▶ Goal of the exercise
What number of lines in the entries below include the string "title"? Respond with that number alone.

Stored records:
=====
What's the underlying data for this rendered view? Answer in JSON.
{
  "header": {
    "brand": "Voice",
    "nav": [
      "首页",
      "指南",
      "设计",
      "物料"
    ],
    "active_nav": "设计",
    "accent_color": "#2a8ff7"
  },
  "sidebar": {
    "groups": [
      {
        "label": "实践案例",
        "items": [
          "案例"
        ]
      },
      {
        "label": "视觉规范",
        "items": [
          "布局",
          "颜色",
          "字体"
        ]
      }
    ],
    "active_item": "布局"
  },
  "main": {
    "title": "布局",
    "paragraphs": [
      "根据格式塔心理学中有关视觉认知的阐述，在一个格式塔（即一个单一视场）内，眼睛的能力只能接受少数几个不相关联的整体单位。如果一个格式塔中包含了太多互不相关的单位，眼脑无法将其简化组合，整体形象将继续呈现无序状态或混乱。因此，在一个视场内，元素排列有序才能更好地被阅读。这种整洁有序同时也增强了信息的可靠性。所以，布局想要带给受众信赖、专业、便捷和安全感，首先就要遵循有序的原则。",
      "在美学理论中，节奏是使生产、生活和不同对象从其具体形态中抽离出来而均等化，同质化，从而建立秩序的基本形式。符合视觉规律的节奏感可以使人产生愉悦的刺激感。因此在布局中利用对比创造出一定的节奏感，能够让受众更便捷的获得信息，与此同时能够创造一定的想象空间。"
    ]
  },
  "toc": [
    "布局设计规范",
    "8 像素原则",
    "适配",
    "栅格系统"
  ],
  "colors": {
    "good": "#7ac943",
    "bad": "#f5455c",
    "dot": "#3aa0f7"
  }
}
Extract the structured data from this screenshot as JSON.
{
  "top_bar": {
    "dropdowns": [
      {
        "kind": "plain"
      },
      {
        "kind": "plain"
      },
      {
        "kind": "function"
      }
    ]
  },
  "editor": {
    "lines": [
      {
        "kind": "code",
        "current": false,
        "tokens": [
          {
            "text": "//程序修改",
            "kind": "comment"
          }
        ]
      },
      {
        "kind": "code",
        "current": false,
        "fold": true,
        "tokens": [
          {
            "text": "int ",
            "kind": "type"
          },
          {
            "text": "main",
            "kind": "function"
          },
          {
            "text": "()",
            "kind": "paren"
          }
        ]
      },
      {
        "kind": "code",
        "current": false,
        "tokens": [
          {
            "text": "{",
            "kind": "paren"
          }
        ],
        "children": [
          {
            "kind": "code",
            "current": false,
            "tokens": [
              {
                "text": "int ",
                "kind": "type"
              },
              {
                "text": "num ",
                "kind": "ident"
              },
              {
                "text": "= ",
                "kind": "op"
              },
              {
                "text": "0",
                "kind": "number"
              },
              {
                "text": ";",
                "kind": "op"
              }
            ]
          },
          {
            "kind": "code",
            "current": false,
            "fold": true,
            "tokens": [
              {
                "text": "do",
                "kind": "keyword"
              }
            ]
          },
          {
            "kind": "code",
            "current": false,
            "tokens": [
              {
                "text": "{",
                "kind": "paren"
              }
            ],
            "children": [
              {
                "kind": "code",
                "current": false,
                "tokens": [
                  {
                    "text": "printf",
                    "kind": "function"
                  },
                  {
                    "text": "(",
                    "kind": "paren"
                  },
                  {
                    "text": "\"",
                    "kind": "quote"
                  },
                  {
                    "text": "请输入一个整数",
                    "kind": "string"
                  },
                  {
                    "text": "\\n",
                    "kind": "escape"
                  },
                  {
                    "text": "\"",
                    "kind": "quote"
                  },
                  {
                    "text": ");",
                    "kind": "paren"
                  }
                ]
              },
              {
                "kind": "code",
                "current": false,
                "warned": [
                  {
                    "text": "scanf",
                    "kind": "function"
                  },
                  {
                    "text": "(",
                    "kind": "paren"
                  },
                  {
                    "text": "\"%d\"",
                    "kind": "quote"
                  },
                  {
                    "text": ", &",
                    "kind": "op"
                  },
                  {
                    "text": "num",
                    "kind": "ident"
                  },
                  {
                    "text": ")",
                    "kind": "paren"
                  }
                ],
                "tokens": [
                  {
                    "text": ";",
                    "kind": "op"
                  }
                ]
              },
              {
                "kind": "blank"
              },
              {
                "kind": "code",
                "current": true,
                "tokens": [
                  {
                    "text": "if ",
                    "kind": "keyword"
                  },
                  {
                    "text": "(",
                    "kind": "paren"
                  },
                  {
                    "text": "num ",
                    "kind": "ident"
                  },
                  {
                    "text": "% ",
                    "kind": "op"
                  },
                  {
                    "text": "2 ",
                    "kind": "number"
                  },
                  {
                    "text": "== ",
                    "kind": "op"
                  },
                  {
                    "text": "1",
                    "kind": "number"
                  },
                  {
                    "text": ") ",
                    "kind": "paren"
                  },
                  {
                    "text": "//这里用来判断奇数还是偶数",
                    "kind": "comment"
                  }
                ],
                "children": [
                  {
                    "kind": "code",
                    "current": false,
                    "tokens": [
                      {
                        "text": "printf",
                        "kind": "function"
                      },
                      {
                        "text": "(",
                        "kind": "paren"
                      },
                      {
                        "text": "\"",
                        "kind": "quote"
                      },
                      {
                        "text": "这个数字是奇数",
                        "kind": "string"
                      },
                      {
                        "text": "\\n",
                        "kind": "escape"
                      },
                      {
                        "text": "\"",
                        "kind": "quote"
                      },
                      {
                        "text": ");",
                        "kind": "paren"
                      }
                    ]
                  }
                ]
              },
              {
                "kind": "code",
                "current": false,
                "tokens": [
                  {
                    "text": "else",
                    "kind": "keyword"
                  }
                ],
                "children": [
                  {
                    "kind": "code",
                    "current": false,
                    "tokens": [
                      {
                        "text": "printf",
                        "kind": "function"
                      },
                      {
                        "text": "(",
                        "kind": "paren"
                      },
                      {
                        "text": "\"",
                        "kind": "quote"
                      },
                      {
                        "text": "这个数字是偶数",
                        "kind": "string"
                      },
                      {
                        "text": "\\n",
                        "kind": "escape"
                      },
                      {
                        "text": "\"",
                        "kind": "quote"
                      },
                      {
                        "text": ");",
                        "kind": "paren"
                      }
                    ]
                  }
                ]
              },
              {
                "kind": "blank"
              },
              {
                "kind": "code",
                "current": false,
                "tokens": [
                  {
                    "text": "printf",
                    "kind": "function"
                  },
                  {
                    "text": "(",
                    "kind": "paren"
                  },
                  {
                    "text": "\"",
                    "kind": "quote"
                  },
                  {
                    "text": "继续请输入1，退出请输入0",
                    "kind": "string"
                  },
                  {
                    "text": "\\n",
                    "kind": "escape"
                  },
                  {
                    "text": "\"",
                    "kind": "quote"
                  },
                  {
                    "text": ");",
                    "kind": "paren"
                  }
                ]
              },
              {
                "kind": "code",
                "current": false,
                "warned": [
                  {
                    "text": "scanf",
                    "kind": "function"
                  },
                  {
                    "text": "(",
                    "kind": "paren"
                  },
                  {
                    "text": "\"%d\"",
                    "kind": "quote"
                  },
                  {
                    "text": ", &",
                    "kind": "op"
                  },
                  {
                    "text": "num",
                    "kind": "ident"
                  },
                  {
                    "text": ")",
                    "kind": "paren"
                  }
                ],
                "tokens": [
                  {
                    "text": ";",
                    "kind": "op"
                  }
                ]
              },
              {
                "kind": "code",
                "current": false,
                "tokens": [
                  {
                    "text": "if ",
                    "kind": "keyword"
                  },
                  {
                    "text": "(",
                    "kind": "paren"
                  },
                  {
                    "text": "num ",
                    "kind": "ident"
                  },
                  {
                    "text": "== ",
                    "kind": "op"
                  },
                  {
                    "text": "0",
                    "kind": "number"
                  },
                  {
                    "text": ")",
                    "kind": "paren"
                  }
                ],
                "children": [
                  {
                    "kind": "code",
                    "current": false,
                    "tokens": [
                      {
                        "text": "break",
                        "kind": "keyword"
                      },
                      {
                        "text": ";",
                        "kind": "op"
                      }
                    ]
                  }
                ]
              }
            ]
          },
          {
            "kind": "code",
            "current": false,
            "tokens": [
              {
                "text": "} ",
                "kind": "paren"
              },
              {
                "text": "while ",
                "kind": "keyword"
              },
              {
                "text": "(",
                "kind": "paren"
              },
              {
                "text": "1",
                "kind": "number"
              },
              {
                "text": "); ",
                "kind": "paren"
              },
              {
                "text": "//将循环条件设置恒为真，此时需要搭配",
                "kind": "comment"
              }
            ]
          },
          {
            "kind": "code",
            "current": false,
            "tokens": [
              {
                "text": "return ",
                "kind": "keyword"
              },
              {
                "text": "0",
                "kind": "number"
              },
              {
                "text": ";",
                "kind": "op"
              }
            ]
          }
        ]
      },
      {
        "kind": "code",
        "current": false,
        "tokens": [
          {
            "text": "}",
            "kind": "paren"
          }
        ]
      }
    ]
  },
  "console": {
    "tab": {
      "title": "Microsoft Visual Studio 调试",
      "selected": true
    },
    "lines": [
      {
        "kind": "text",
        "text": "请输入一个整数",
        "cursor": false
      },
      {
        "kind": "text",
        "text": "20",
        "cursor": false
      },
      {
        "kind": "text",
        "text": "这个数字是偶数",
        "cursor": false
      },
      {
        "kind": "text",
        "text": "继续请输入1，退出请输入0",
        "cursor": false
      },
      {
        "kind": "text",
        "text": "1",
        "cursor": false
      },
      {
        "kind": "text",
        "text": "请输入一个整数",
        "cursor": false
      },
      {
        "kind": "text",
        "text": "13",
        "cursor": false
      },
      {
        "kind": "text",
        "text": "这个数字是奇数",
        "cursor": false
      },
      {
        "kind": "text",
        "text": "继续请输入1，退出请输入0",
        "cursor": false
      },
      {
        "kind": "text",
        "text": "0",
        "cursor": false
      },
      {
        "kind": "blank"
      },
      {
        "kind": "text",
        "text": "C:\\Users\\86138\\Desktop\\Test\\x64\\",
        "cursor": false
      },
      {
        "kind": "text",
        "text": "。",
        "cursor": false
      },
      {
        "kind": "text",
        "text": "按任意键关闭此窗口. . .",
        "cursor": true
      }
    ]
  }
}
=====
▶ Reply to the task
2